Tenth Ascent of the “Slovak Direct” on Denali
Marc Toralles and Bru Busom’s trip report from their ascent of the one of North American alpinism’s most coveted routes.
We are in Talkeetna, devastated, waiting for our luggage… We’ve been waiting for four days now…. If it does not arrive tomorrow we are leaving …
This is how our expedition to climb the legendary Slovak Direct (VI 5.9X M6 WI6+, 9,000 feet) on the south face of Denali began.
But, thankfully, the duffle arrived—and with it all the motivation we needed. We knew we had multiple possibilities so it didn’t matter how small the window of good weather was, we would make the most of it.

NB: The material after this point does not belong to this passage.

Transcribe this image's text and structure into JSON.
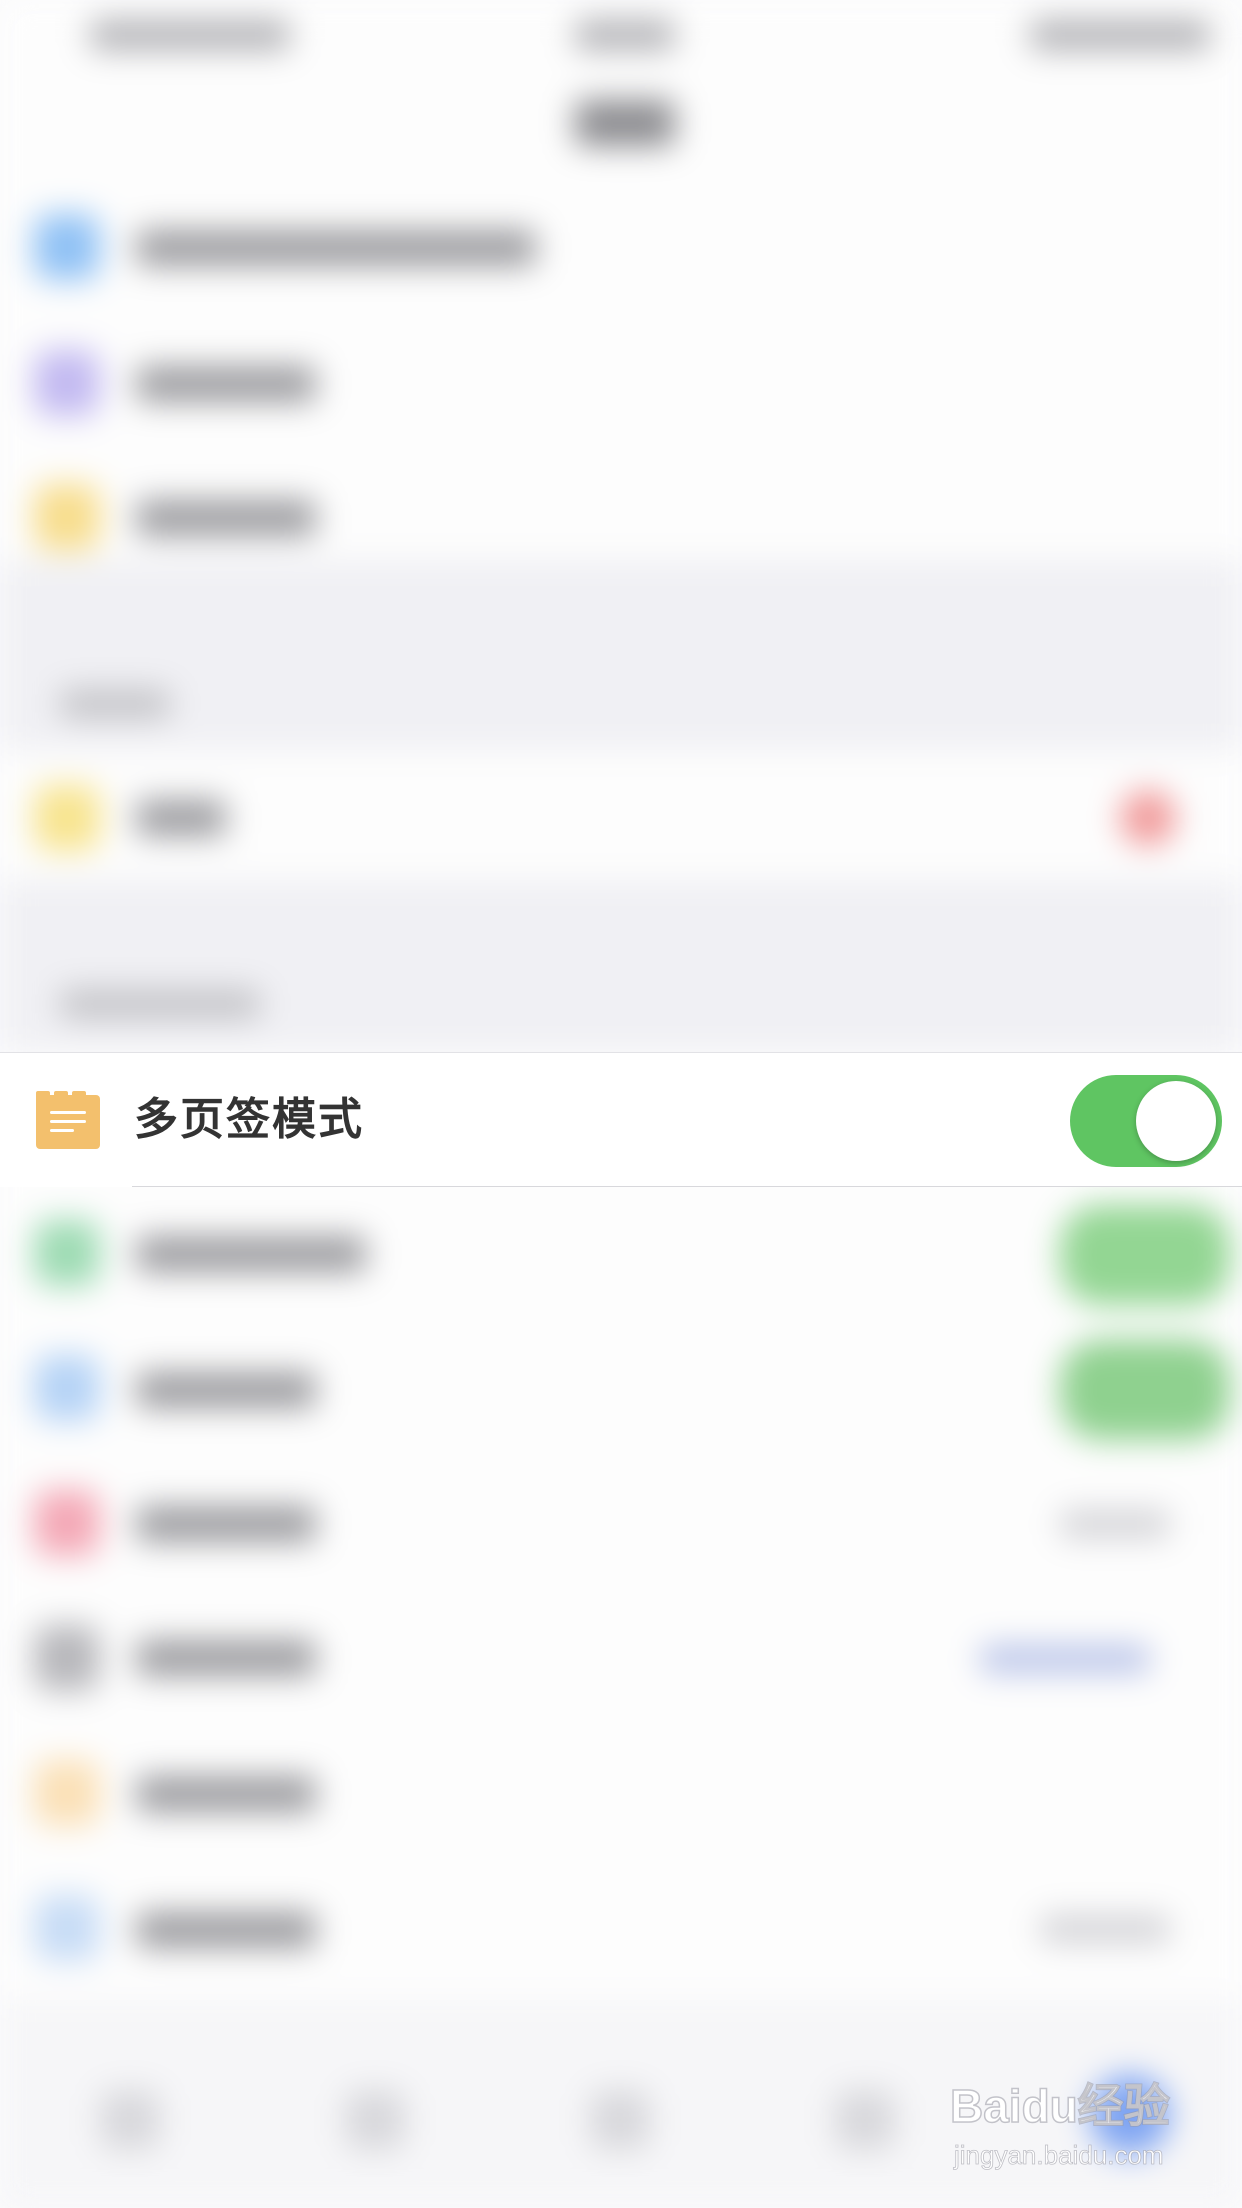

We began acclimatizing and in a week we made it to the summit of Denali via Orient Express. We felt strong and motivated, and we firmly believed in our chances and abilities.
Two days of bad weather let us rest and prepare the logistics for the climb of the south face. The three-day forecasts in the Alaska Range are unreliable, so we had to flip a coin and hope for the best—and it came up heads.
The next day, at dawn, we left, loaded up with backpacks and food for five days. The approach via the Seattle Ramp was complex due to recent snowfall that completely covered the cracks.
We had to break trail up to the route throughout the day, so we arrived at the base of the wall more fatigued than we had expected. One last weather check had shown strong winds—over 40 miles per hour—arriving in three days. We accepted the challenge. It took us nine hours to climb to the first snowdrift. We found the route with little ice and 20 centimeters of fresh snow, which resulted in a very laborious climb with difficult protection.
Arriving at the bivouac, it began to snow—15 new centimeters fell. Luckily, we found shelter in a crevasse that protected us from the continuous slides throughout the night.
On the second day we faced the most complex part of the route. We waded through waist-deep snow and endured the sluffs, pitch after pitch. Even so, it was one of the best climbing days of our lives. We found sections of snow, mixed and ice that moved us for their beauty and challenge. The day ended in one of the most breathtaking bivouacs we have ever experienced.
The third day started with the key pitch of our ascent. We were carrying little equipment, which made free climbing for the leader super exposed, and forced us to climb demanding sections without much protection. We both freed the pitch, confirming the grade M8.
The following pitches were of great quality and demanded very technical and cool-headed climbing, which—on top of the recent snow and large sluffs—made these the tensest moments of the climb. Coming out of the mixed sections, it snowed yet again. Faced with the impossibility of a retreat, we continued upward, enduring strong snow slides up until the last headwall, where—due to bad visibility and trouble route-finding—we opened a new variant with an exposed pitch of M6. At the end of the day we reached the snow ramps at the top of the the Cassin Ridge where we untied and found a good bivouac.
The freezing temperatures and the altitude, added to the wet sleeping bags, made for a a very hard night. In the morning we arose with the sun. We had 1,000 meters of easy terrain ahead to the summit. At 7:00 pm we reached the summit, exhausted but happy. Only the 1,800 meters of known descent separated us from the spaghetti with bacon we had been dreaming of for days.
The Protect Our Winters Action Fund and Climb the Hill 2019 will bring climbers—including Conrad Anker, Tommy Caldwell, Sasha DiGiulian, Quinn Brett and Alex Honnold—to the U.S. Capitol to speak on issues of climate change and land management.read more